by Janet Ritz
The world changes so fast, it's difficult to see it in context. Scientists watch from a mathematical point of view, points on a graph, comparative analyses, blips on radar from sensors slapped on the bows of ships. Dry bits of brain matter fight the brain freeze caused by information overload of drought in the Southwest, typhoon-caused floods in Bangladesh, tornadoes in the Midwest, and where's all that snow coming from?
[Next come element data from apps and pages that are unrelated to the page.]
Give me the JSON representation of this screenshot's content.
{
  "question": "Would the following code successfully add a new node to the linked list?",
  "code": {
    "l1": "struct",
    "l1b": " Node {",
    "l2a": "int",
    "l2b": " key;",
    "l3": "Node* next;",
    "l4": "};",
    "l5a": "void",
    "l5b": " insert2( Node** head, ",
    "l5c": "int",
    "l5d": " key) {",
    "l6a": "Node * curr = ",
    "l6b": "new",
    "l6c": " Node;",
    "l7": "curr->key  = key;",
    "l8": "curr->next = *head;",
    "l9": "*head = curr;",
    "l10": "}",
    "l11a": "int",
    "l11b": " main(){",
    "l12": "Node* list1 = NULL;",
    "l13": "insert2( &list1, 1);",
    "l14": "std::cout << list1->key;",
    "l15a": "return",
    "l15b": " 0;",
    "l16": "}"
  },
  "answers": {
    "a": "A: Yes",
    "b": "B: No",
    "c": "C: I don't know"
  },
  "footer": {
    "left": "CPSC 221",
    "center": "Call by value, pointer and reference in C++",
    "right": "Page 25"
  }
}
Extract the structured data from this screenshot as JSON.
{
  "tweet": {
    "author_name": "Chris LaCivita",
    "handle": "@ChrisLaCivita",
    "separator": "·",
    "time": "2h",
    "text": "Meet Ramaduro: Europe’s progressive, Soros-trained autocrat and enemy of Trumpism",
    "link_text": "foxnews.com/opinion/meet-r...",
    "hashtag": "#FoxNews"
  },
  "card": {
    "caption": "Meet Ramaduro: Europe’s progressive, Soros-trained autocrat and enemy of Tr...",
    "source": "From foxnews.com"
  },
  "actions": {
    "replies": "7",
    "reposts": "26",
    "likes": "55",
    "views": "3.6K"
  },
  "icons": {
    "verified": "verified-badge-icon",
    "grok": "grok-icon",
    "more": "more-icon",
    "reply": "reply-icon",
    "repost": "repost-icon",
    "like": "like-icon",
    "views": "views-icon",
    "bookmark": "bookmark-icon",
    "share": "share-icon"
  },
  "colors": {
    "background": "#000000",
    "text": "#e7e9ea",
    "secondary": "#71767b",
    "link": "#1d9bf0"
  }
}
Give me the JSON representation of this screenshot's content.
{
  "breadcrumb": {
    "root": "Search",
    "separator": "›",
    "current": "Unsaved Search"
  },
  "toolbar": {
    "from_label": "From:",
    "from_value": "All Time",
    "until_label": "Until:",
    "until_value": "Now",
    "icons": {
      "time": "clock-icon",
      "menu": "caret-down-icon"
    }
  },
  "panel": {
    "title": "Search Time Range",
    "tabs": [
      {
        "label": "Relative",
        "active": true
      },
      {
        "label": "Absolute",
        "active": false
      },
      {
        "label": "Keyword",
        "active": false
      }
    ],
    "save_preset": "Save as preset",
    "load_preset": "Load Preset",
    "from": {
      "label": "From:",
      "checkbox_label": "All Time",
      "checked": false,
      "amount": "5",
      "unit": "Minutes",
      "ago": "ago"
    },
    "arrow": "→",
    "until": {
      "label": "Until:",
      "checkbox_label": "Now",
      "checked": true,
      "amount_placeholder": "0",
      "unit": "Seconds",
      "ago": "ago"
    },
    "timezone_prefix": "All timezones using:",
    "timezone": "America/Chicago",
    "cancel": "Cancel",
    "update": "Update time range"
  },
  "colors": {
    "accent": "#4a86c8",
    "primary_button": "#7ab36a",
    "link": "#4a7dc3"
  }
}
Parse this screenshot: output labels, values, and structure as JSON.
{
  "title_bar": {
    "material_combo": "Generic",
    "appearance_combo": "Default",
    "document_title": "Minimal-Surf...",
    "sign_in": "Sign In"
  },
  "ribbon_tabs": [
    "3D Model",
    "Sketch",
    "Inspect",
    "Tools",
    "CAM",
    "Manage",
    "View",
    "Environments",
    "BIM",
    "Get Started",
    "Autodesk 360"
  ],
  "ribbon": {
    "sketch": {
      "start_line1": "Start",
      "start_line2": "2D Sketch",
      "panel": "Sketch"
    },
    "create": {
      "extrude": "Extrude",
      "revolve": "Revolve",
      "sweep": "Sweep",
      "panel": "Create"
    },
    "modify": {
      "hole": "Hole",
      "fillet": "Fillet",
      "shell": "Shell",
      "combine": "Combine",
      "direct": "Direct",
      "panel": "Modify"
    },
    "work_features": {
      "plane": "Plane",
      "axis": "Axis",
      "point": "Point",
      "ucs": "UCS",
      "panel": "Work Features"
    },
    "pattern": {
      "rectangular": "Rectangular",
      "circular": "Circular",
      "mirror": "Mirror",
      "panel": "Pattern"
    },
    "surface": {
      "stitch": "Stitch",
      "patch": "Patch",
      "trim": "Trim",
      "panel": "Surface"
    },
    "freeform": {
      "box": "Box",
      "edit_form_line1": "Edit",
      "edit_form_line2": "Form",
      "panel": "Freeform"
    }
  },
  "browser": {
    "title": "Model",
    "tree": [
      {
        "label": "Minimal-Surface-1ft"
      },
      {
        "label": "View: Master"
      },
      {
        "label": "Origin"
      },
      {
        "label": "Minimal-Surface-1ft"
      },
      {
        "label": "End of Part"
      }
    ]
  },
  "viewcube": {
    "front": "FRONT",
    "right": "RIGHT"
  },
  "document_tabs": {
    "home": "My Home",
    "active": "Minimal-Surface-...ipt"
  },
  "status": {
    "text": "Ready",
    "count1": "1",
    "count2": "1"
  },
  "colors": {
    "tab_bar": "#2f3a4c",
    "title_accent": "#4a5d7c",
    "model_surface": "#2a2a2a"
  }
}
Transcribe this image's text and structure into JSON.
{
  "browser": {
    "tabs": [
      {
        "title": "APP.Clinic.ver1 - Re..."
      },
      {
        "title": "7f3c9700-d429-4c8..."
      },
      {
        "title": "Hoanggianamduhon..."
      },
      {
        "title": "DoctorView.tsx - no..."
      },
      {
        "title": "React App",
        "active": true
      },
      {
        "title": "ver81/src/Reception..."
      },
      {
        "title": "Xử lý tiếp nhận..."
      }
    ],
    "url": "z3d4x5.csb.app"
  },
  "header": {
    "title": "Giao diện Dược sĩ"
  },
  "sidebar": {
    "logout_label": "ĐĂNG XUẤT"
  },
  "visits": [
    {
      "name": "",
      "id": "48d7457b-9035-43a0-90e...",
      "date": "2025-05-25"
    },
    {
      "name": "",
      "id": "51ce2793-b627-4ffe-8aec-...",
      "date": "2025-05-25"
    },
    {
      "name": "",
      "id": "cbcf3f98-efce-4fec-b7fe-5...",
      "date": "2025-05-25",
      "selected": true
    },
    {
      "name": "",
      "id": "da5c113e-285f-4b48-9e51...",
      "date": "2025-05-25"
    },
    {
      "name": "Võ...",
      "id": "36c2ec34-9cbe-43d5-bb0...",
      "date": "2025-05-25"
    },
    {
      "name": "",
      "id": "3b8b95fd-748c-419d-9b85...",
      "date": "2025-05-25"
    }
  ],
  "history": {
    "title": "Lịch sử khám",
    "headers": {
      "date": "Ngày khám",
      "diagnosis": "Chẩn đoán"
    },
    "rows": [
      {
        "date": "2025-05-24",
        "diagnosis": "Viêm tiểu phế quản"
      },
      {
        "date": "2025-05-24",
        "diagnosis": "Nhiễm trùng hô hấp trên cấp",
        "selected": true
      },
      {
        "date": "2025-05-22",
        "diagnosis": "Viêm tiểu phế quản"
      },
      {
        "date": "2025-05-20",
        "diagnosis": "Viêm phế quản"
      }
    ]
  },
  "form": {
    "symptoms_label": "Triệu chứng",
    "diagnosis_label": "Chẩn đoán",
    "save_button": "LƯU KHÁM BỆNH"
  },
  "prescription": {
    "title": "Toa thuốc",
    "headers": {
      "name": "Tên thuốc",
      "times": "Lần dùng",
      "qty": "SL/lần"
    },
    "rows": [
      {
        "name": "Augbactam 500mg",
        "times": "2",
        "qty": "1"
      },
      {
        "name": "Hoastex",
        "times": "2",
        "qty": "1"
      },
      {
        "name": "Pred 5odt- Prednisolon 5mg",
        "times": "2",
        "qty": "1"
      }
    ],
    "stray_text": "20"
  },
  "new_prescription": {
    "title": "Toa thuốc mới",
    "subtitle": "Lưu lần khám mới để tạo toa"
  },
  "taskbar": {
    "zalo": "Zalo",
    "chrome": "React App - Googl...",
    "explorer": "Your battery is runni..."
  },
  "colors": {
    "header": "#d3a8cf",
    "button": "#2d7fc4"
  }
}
It begins to look horrifyingly familiar: one person's agony is another's data.
"When we look at where the extremes have occurred in the U.S. over the last year, we see them essentially everywhere: droughts in the West, floods in the Northeast [and] tornadoes in the middle... It really is the case that there is no place on the map that is immune to climate change and disasters."